The plant ailment, known as "Fusarium dieback," was identified recently by UC Riverside extension plant pathologist Akif Eskalen.
California is already battling the Asian citrus psyllid, which spreads a disease that is threatening the state's $2-billion citrus industry. Recently they have got a new problem: the tea shot hole borer is an ambrosia beetle about the size of a sesame seed. It carries the Fusarium fungus in its mouth. When the beetle burrows into an avocado tree, it infects the plant with the fungus. Fusarium then attacks the tree's vascular tissue, interrupting the flow of water and nutrients.

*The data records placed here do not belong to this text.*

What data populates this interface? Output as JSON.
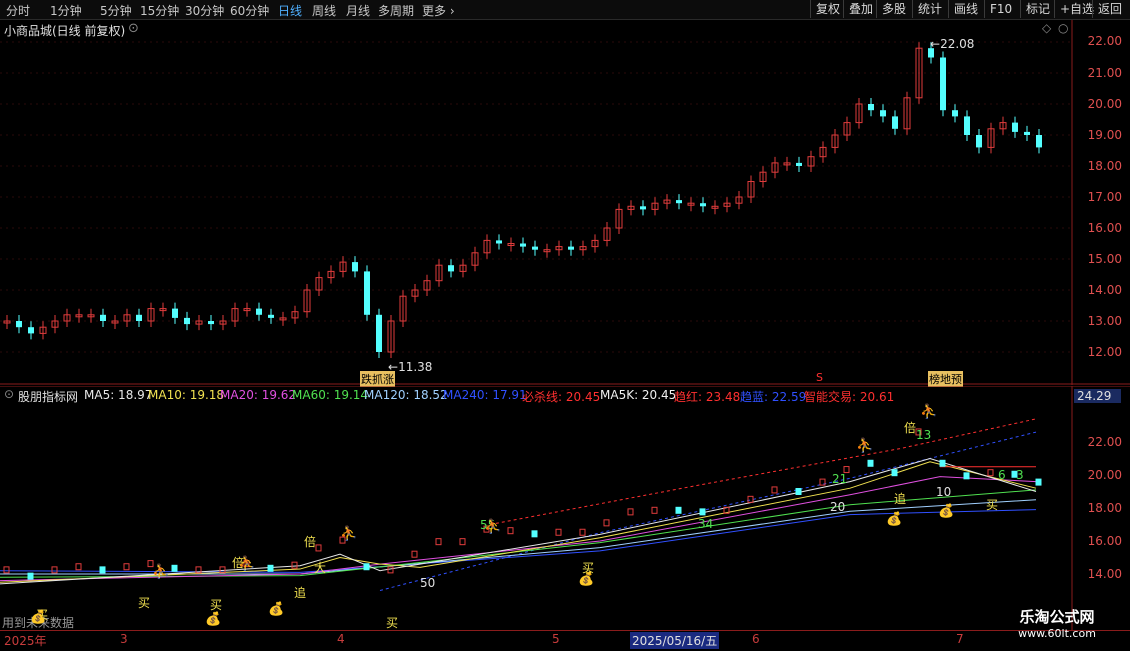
{
  "toolbar": {
    "periods": [
      "分时",
      "1分钟",
      "5分钟",
      "15分钟",
      "30分钟",
      "60分钟",
      "日线",
      "周线",
      "月线",
      "多周期",
      "更多"
    ],
    "active_period": "日线",
    "more_arrow": "chevron-right-icon",
    "right_buttons": [
      "复权",
      "叠加",
      "多股",
      "统计",
      "画线",
      "F10",
      "+自选",
      "返回"
    ]
  },
  "main": {
    "title": "小商品城(日线 前复权)",
    "dropdown_icon": "chevron-down-circle-icon",
    "corner_icons": [
      "diamond-icon",
      "circle-icon"
    ],
    "y_ticks": [
      "22.00",
      "21.00",
      "20.00",
      "19.00",
      "18.00",
      "17.00",
      "16.00",
      "15.00",
      "14.00",
      "13.00",
      "12.00"
    ],
    "high_label": "22.08",
    "low_label": "11.38",
    "tag_left": "跌抓涨",
    "tag_right": "榜地预",
    "tag_mid": "S"
  },
  "sub": {
    "title": "股朋指标网",
    "ma_labels": [
      {
        "text": "MA5: 18.97",
        "color": "#e8e8e8"
      },
      {
        "text": "MA10: 19.18",
        "color": "#f0e050"
      },
      {
        "text": "MA20: 19.62",
        "color": "#e050e0"
      },
      {
        "text": "MA60: 19.14",
        "color": "#50e050"
      },
      {
        "text": "MA120: 18.52",
        "color": "#a0d0ff"
      },
      {
        "text": "MA240: 17.91",
        "color": "#3050ff"
      },
      {
        "text": "必杀线: 20.45",
        "color": "#ff3030"
      },
      {
        "text": "MA5K: 20.45",
        "color": "#f0f0f0"
      },
      {
        "text": "趋红: 23.48",
        "color": "#ff3030"
      },
      {
        "text": "趋蓝: 22.59",
        "color": "#3050ff"
      },
      {
        "text": "智能交易: 20.61",
        "color": "#ff3030"
      }
    ],
    "y_ticks": [
      "22.00",
      "20.00",
      "18.00",
      "16.00",
      "14.00"
    ],
    "current_value": "24.29",
    "bottom_left_text": "用到未来数据",
    "labels": {
      "bei": "倍",
      "mai": "买",
      "zhui": "追",
      "da": "大",
      "n13": "13",
      "n21": "21",
      "n20": "20",
      "n10": "10",
      "n6": "6",
      "n3": "3",
      "n34": "34",
      "n55": "55",
      "n50": "50"
    }
  },
  "date_axis": {
    "labels": [
      "2025年",
      "3",
      "4",
      "5",
      "6",
      "7"
    ],
    "selected_date": "2025/05/16/五"
  },
  "watermark": {
    "title": "乐淘公式网",
    "url": "www.60lt.com"
  },
  "colors": {
    "up": "#e03c3c",
    "down": "#54ffff",
    "axis": "#8a1c1c",
    "active": "#4fb0ff"
  }
}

Telltale signs of an infestation include dead or dying branches, as well as beetle exit holes on the bark of the tree's trunk or main branches. The wood near these exit holes may be discolored, wet-looking or be coated with a white, powdery substance.